It’s an interesting thing, as one looks over politics on both a national and even a local level how many politicians lose touch with their base, the ones who put them into office in the first place.
It’s as if the passion and enthusiasm that put them into office becomes a little uncomfortable, once they settle into the command chair, so to speak.
This is especially the case with many liberal candidates (though it does also happen with conservatives, as well) who find themselves in power.
How does this change come about?
Oftentimes they tell themselves - and us -it is because they now have to represent everybody, and not just the folks who put them in office. Okay, fair enough, up to a point. But then again, you won for a reason, didn’t you?
And sometimes it is because the once passionate candidate has now surrounded themselves with middle-of-the-roaders, managers afraid to do anything but simply manage.
The calls from those who expect the office-holder to behave the way the voters had a reasonable right to expect him or her to behave are regarded as an annoyance. The ones who complain that the office-holder has changed are viewed as “radical,” and not to be taken seriously.
A rift is created between the once rock-solid supporters and the elected official, who comes to rely more and more on the Wormwoods who now advise him.
“It’s okay,” they mutter to him, “you don’t really need their support anyway.
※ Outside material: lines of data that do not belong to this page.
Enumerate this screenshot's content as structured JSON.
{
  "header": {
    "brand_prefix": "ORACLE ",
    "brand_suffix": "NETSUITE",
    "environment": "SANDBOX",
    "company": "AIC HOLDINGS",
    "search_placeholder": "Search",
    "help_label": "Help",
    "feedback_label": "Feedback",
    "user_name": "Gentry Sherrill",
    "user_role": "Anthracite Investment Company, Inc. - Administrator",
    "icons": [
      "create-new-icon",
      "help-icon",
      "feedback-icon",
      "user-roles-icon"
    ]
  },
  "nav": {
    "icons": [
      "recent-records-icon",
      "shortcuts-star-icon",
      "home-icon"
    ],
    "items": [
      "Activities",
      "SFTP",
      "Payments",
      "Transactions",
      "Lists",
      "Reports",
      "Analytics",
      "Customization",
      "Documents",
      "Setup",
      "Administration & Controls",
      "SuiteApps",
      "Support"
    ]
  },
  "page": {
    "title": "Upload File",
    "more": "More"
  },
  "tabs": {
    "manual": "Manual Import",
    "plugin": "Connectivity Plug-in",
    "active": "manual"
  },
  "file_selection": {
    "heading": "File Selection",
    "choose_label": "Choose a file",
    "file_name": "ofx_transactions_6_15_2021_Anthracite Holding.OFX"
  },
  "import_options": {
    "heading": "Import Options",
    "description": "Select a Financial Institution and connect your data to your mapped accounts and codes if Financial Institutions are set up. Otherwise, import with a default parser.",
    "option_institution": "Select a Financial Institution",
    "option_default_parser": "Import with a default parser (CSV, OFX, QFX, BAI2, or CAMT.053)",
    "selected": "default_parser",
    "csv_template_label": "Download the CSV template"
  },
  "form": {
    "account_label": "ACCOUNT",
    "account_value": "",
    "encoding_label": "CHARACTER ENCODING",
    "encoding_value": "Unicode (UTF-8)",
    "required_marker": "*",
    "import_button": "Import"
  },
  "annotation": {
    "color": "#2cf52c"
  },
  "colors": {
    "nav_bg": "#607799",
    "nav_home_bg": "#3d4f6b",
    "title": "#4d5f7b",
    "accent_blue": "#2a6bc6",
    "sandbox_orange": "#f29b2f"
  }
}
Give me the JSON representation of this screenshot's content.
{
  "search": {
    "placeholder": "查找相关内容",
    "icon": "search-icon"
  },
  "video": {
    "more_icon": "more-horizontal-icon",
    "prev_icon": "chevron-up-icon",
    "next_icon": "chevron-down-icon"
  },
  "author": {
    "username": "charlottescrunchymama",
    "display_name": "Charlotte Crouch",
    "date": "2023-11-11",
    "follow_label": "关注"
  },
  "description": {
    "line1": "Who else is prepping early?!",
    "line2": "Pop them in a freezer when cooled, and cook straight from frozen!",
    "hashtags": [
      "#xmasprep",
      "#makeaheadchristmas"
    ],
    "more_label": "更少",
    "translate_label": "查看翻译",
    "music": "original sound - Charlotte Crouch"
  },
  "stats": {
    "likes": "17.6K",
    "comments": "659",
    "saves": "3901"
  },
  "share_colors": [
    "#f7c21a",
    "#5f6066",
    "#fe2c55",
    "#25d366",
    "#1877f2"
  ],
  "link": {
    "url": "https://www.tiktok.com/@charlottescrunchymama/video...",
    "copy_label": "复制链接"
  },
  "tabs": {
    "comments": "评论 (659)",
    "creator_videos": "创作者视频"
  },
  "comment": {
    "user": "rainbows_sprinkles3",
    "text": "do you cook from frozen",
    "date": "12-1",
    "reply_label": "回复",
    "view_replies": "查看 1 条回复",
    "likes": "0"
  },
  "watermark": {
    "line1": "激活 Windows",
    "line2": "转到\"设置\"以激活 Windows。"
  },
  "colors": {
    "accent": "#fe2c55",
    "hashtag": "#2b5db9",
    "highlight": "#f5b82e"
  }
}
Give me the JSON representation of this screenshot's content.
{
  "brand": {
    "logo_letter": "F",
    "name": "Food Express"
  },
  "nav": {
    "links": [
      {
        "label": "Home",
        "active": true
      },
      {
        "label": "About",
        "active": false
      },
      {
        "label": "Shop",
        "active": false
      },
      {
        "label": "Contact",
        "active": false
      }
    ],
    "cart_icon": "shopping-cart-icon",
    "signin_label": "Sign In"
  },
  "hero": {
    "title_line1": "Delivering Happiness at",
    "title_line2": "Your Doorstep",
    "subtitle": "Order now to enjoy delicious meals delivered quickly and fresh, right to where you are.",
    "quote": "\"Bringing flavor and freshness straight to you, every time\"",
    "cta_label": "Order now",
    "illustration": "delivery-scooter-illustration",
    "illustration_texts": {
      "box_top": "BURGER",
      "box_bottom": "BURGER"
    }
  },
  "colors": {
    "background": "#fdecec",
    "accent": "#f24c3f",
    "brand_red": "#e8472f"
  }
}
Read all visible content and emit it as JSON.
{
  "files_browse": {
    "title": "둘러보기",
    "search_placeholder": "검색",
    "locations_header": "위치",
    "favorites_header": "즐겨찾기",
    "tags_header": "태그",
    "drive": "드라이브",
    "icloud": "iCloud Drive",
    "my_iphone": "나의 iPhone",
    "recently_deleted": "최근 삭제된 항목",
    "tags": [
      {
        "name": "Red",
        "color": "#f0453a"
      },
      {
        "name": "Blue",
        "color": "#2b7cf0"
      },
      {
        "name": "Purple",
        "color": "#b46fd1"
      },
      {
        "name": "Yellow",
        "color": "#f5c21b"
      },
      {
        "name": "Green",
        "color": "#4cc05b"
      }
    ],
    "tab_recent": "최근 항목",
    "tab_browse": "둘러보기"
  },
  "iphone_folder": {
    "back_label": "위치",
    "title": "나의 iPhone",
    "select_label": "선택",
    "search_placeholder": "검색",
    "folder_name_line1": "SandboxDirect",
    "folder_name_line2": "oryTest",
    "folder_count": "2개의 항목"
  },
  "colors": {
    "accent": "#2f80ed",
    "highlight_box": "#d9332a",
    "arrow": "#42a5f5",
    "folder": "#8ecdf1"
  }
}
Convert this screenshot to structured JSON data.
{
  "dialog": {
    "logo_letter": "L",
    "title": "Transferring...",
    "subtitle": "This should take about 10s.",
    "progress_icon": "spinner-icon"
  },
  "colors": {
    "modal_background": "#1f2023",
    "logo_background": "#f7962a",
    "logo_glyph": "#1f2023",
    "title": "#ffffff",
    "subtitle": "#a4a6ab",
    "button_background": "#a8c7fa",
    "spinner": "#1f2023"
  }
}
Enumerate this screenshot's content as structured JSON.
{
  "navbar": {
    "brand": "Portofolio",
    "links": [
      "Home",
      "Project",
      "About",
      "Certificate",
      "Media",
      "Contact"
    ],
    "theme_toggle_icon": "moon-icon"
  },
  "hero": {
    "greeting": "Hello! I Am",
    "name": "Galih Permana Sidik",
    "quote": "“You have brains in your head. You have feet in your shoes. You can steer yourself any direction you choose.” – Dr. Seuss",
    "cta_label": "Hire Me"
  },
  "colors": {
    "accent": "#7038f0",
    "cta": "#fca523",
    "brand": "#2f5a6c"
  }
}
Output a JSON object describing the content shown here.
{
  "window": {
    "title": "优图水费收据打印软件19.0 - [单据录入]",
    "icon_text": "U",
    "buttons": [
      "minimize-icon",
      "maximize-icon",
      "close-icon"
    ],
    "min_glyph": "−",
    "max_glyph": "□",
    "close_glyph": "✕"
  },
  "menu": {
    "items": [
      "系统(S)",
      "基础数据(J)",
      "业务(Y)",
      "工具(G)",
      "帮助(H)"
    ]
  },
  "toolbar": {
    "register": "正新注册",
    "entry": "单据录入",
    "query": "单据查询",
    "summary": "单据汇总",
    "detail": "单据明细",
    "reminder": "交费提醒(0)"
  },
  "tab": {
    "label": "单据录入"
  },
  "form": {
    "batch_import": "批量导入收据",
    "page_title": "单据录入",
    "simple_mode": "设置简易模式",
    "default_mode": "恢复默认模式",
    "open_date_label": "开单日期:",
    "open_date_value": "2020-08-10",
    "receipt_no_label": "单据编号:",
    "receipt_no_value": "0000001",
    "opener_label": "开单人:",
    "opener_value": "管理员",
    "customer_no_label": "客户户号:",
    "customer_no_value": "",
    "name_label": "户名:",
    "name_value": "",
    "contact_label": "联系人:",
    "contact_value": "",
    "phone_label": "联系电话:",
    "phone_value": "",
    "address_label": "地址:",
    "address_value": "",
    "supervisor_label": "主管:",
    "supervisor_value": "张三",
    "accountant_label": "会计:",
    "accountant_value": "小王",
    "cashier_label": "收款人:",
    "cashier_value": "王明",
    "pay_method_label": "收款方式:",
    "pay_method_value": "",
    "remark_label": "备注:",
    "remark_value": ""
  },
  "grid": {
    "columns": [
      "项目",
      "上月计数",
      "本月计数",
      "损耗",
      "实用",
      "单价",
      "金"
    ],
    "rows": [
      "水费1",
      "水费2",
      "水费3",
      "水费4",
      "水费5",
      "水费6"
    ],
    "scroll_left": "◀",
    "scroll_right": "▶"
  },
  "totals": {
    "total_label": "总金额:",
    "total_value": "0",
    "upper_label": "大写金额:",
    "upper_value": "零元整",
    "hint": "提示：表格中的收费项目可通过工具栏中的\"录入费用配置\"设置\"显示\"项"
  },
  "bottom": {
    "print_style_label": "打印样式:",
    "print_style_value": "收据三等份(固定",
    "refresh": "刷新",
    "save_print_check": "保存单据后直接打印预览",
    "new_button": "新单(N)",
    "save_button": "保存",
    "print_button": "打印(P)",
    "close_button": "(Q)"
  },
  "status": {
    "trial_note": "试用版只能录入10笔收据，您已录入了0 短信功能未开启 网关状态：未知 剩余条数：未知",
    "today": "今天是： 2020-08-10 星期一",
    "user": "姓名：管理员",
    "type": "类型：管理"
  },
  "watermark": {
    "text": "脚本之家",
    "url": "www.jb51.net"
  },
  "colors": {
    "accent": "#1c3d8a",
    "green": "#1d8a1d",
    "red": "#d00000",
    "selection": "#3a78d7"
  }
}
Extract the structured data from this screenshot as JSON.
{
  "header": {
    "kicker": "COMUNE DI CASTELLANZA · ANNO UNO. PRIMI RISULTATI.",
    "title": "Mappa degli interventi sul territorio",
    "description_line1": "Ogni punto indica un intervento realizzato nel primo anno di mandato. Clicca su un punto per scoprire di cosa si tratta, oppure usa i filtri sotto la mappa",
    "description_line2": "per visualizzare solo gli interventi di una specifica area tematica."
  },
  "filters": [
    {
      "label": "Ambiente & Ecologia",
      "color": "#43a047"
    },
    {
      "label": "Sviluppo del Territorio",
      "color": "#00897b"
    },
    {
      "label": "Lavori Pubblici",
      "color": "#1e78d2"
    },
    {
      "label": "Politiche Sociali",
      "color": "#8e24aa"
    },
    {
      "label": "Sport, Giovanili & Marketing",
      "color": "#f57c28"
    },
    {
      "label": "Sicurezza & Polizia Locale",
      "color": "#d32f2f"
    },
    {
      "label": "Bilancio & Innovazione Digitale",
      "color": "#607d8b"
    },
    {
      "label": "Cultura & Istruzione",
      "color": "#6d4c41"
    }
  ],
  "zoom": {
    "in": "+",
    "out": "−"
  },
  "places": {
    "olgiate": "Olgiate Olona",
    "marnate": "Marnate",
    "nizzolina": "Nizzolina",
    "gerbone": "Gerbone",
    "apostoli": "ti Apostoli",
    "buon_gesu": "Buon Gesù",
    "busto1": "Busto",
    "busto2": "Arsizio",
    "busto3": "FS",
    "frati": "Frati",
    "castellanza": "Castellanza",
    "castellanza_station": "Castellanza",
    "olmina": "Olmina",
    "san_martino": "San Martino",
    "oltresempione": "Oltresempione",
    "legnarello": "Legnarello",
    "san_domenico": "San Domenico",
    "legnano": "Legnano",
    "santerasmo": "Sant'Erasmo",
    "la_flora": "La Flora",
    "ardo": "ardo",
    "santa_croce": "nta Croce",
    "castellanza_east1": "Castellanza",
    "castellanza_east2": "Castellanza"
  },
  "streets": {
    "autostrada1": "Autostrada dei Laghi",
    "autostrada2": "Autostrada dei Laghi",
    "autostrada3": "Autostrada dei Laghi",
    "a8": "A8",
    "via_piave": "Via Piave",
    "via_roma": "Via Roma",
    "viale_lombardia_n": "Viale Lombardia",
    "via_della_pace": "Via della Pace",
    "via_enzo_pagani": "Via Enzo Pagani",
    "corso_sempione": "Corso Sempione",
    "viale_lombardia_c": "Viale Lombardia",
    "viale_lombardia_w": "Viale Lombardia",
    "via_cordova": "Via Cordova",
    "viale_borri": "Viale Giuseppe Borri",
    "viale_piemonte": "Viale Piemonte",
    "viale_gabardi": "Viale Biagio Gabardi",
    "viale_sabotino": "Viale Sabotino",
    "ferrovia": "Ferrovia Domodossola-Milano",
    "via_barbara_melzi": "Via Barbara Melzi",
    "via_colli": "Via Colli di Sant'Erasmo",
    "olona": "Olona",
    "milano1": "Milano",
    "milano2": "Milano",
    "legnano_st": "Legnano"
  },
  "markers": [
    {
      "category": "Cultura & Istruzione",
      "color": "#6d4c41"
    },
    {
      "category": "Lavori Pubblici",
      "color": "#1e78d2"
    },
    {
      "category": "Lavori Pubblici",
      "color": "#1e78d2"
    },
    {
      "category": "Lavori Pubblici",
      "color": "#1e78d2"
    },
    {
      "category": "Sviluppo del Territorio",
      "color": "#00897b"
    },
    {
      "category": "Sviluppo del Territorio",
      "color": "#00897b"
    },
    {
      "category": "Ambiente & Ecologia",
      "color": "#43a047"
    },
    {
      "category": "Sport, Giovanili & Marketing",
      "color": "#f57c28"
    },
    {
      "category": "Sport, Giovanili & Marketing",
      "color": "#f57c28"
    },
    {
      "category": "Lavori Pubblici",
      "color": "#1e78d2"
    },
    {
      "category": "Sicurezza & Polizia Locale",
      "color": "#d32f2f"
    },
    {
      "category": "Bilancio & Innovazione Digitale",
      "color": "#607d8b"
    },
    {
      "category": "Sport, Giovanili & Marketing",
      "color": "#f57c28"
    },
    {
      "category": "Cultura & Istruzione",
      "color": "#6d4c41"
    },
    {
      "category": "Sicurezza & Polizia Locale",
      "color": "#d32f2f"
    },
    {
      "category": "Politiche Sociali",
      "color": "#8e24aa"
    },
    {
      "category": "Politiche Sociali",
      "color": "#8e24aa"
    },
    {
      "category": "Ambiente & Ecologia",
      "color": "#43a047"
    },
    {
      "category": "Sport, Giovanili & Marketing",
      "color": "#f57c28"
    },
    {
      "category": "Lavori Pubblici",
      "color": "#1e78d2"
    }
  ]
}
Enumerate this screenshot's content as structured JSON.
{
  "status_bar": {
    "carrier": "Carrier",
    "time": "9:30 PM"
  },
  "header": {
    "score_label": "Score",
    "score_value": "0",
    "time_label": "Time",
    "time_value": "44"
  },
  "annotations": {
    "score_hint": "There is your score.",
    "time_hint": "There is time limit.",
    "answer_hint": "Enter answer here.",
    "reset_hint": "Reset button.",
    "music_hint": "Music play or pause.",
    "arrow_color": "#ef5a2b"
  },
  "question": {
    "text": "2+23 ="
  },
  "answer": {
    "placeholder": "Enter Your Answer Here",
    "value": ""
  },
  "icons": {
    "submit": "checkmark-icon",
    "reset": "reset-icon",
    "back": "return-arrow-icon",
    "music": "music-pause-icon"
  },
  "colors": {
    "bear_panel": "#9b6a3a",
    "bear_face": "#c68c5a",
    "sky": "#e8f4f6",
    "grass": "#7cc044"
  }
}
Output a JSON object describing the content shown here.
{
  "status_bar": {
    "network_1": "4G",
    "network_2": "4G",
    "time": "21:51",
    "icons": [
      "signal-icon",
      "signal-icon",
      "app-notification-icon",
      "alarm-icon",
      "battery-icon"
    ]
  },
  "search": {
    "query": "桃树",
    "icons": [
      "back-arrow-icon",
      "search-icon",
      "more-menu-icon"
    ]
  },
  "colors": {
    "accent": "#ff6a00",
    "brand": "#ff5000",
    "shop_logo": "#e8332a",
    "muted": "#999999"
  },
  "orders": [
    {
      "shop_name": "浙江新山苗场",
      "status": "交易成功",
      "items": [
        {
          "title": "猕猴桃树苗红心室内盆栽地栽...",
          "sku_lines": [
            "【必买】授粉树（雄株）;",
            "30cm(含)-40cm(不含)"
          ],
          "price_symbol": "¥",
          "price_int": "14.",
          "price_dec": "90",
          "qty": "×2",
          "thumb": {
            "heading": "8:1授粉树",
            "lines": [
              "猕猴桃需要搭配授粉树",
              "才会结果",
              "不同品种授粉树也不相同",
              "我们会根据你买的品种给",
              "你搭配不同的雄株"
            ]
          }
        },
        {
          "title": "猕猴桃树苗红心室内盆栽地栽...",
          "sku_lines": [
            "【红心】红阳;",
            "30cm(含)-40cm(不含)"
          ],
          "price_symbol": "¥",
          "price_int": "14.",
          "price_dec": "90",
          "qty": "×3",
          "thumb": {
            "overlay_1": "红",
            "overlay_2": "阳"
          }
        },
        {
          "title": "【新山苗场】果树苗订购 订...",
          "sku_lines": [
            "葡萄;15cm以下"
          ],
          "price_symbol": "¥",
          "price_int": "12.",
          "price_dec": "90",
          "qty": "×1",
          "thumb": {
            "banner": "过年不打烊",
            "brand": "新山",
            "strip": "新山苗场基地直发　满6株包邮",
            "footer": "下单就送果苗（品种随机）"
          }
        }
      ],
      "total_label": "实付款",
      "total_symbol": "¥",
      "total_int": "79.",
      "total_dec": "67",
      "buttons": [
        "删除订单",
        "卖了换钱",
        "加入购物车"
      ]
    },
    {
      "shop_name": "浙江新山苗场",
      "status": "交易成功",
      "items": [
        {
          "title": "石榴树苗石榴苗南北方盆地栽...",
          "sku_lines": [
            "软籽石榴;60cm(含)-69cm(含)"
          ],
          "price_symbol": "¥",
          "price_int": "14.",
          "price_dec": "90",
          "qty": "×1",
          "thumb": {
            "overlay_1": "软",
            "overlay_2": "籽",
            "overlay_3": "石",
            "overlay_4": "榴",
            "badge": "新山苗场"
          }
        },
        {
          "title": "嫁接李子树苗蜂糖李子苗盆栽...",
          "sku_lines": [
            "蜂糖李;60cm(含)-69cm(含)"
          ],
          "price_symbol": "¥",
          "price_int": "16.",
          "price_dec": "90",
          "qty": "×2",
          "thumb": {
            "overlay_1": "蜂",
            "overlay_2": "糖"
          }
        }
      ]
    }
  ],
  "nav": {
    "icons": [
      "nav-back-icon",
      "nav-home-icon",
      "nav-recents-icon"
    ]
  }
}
Let us introduce you to some new friends.”
And bit by bit, thread by thread, the elected official’s political garments are changed for all new ones, visible only to him and to his sycophants.
Yes, finally, the Emperor has new clothes . . .
Quote of the Day
Never “for the sake of peace and quiet” deny your own experience and convictions. - Dag Hammarskjold